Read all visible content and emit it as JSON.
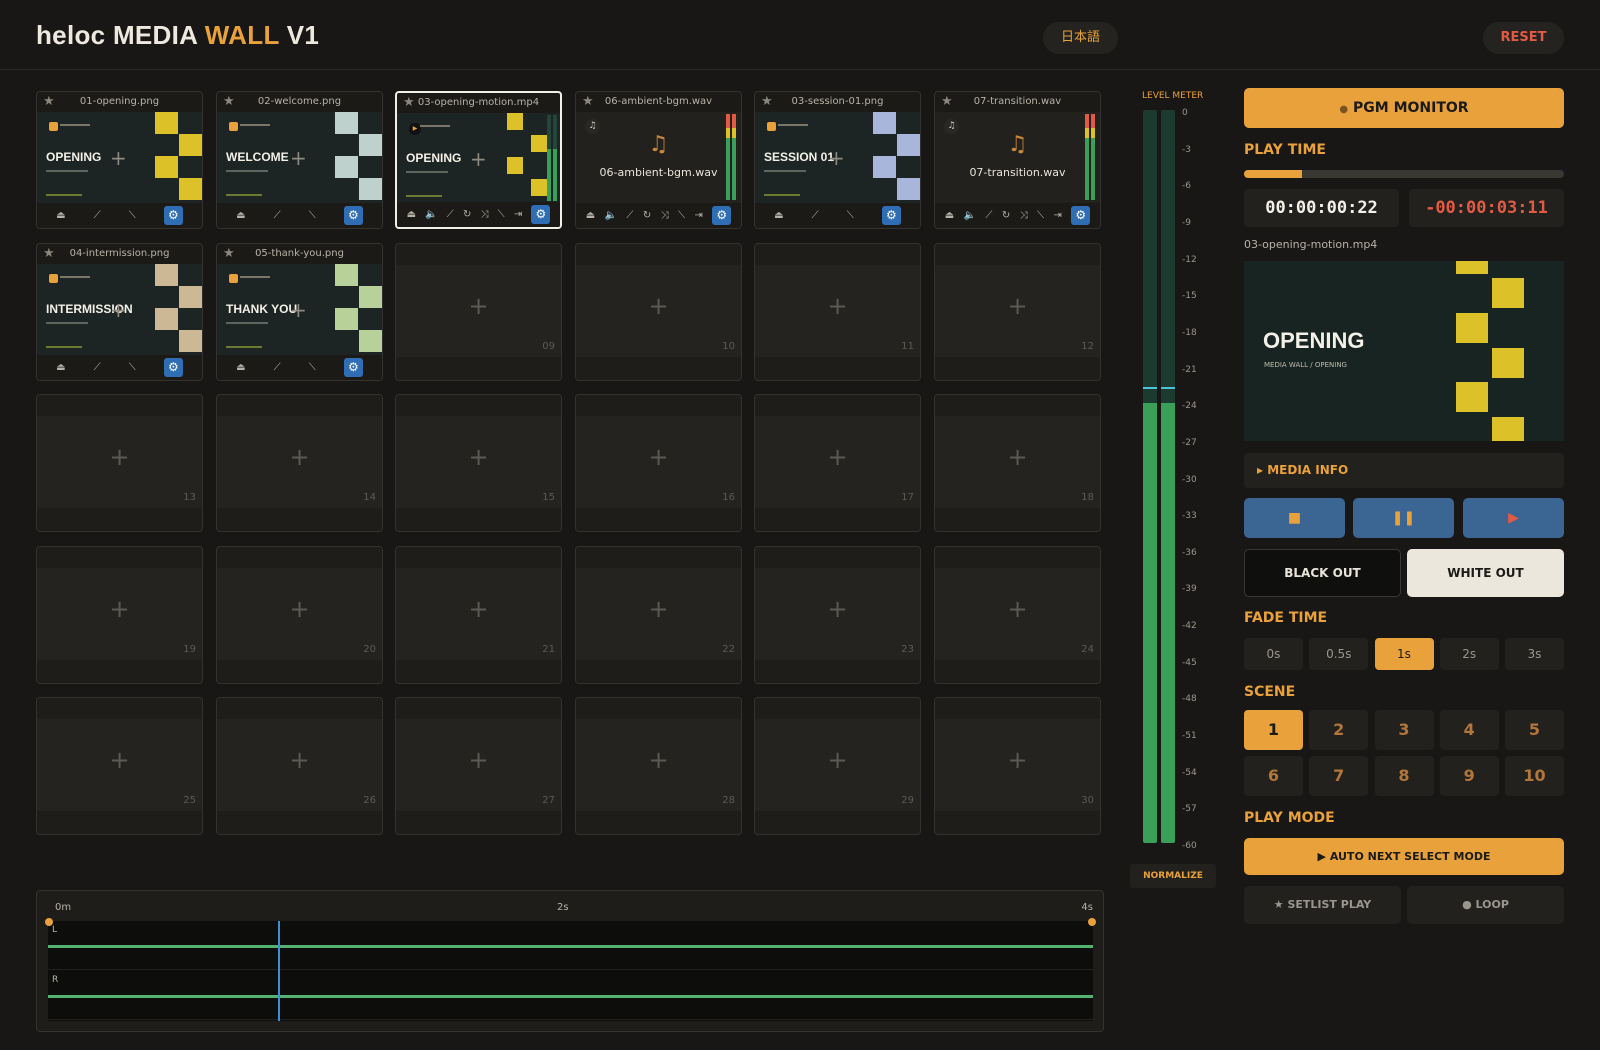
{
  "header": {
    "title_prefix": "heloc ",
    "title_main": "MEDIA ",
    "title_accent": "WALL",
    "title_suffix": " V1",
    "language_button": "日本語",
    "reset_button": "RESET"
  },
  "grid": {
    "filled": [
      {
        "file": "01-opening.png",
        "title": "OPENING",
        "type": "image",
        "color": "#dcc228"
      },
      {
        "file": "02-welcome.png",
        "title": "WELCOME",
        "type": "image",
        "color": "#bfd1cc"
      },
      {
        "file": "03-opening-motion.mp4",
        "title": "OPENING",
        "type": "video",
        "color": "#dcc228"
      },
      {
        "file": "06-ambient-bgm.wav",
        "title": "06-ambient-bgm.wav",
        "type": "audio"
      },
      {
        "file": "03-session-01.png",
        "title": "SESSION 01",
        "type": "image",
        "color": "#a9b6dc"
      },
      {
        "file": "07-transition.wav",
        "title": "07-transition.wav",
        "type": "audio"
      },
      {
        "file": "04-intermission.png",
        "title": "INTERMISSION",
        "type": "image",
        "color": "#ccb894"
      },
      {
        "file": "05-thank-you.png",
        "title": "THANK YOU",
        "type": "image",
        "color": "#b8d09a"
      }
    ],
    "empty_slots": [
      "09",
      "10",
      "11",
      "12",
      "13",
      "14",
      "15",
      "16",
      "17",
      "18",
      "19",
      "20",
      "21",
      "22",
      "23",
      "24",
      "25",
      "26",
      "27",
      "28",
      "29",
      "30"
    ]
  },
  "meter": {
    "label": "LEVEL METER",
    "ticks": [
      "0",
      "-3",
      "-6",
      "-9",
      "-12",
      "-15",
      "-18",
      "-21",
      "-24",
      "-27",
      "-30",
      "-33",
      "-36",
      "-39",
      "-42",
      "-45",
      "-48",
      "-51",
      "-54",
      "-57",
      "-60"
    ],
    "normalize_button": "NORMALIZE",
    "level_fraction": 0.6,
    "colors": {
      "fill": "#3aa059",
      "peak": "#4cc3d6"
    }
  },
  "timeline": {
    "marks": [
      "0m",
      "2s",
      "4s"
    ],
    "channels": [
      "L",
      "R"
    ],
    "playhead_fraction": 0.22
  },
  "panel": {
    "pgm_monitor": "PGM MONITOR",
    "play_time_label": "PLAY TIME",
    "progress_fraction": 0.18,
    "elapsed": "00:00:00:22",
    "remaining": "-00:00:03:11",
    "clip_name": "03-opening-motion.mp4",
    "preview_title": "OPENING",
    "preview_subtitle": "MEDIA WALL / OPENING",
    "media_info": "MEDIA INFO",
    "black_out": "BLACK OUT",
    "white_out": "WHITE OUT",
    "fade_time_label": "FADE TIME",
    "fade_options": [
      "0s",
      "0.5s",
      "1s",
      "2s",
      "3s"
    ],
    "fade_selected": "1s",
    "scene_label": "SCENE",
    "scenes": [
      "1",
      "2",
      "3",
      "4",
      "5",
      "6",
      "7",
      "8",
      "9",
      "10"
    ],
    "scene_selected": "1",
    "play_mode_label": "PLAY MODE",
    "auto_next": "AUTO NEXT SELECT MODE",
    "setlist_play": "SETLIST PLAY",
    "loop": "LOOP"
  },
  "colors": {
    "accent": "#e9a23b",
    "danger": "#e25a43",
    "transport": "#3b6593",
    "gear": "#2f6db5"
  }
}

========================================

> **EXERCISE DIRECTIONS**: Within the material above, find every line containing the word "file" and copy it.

> **WRITTEN ANSWER**:
        "file": "01-opening.png",
        "file": "02-welcome.png",
        "file": "03-opening-motion.mp4",
        "file": "06-ambient-bgm.wav",
        "file": "03-session-01.png",
        "file": "07-transition.wav",
        "file": "04-intermission.png",
        "file": "05-thank-you.png",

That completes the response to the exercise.